Due to the nature of cleaning and handling in a kitchen – painted wood – that is left without a clear coat finish will eventually break down sooner and require further repainting.
Q: Which is Better For Kitchen Cabinets, Oil-Based Or Latex Paint?
A: While Oil Based paint provides a “harder” finish when dry, Oil-based painting involves harsh fumes, longer dry times between coats, and challenging cleanup. Approximately 90% of all professional painters use Latex or Acrylic – Water-Based Paints for painting wood cabinets.
How To Repaint Kitchen Cabinets – Video:
While this video isn’t identical to the cabinet painting steps in our article – it’s pretty close. The video, courtesy of This Old House – Is a short but fun tutorial on How to repaint kitchen cabinets:
While painting cabinets is more advanced than painting walls – and this job may look challenging to someone not accustomed to painting, once you know “what materials to buy and how to apply them, painting kitchen cabinets is not something you can do with proper guidelines.
Just remember to set aside three full days; don’t skimp on materials by buying the “cheap stuff,” before you know it, you will be walking into your beautiful newly painted kitchen!
Thanks for visiting BestHomeGear.Com – Please leave us a comment below, and don’t forget to check out our other DIY articles and get the job done Yourself.
References and Additional Reading:
- Avoiding Paint Fumes? – Healthline.Com
- How To Wire a 3-Way Switch DIY – Besthomegear.com
- Cabinet Painting Mistakes To Avoid – Good Housekeeping.Com
- How to Clean Tile Grout – BestHomeGear.com
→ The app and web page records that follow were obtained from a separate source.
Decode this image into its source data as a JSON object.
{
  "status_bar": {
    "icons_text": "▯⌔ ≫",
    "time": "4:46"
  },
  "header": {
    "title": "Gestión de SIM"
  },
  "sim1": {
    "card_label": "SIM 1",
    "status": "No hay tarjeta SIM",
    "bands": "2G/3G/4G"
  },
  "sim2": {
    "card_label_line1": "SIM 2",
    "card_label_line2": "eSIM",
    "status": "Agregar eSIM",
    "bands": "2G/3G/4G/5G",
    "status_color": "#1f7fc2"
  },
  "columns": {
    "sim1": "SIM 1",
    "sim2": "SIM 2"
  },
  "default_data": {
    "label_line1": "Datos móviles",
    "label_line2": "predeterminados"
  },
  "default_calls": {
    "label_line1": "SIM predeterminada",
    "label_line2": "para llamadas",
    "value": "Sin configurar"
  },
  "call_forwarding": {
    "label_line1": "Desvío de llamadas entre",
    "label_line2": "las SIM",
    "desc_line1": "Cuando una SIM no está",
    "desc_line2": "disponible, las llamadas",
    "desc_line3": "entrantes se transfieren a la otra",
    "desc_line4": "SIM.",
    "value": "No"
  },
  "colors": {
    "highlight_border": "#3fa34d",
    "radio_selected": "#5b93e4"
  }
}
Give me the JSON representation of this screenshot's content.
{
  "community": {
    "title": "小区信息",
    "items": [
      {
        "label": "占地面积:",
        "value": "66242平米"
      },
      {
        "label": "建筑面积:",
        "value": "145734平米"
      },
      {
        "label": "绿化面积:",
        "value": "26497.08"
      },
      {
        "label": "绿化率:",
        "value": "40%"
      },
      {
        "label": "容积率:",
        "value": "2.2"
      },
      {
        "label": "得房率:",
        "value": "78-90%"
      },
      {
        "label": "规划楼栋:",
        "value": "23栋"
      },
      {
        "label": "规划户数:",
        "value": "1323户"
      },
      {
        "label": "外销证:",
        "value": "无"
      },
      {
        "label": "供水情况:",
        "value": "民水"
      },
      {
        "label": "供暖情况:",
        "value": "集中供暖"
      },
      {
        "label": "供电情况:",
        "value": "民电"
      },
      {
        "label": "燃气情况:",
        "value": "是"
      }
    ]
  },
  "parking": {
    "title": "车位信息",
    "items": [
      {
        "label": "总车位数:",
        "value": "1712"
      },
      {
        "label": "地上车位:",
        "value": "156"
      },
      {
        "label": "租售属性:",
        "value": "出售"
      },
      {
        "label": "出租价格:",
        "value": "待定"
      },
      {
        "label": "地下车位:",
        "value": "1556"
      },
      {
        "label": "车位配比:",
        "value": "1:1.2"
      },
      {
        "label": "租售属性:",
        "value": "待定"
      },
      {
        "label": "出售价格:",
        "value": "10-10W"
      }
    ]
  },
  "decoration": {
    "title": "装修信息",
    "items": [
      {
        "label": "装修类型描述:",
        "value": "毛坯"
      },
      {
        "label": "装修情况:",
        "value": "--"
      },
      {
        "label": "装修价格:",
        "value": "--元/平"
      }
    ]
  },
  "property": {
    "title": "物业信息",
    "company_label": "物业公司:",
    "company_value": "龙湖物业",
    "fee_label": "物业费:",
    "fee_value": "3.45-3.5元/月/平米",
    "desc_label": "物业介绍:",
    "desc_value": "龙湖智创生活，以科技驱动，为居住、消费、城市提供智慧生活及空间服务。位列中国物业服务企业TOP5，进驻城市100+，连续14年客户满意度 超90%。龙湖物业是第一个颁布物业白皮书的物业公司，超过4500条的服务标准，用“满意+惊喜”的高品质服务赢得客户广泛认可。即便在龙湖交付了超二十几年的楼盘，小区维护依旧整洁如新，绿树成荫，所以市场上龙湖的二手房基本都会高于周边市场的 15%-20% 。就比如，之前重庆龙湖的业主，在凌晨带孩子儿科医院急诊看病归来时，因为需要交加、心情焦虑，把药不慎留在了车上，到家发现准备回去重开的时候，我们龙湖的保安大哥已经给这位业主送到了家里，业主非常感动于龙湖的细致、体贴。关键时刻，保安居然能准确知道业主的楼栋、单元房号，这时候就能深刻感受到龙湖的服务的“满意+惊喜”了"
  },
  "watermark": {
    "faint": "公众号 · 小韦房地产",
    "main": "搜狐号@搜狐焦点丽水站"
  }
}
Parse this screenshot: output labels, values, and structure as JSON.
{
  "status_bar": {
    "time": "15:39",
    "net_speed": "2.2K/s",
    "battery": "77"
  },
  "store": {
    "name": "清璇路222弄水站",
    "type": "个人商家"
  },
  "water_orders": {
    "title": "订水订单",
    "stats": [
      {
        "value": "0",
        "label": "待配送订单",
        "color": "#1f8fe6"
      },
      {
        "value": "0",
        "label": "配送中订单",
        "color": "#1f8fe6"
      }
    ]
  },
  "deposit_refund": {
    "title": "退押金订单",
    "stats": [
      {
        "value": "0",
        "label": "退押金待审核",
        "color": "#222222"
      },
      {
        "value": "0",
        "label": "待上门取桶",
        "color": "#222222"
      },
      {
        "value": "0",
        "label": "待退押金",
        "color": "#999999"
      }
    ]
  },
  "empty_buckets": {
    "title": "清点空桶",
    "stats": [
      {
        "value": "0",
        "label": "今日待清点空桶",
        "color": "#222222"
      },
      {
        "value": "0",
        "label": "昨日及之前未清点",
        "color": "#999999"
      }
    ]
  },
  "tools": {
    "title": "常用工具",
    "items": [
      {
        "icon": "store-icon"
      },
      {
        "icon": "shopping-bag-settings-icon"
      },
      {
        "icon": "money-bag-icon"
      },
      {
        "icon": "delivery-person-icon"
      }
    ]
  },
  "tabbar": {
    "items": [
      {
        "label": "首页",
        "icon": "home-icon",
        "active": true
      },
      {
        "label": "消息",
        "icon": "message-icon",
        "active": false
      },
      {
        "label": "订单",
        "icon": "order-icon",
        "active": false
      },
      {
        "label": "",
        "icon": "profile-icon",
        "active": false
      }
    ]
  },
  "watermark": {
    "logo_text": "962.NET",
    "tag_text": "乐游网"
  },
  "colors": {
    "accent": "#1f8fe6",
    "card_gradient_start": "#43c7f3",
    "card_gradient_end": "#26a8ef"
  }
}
- Best Type of Paint Finish (Sheen) for Cabinets – Homedepot.com
- Paint fumes if Pregnant – Americanpregancy.org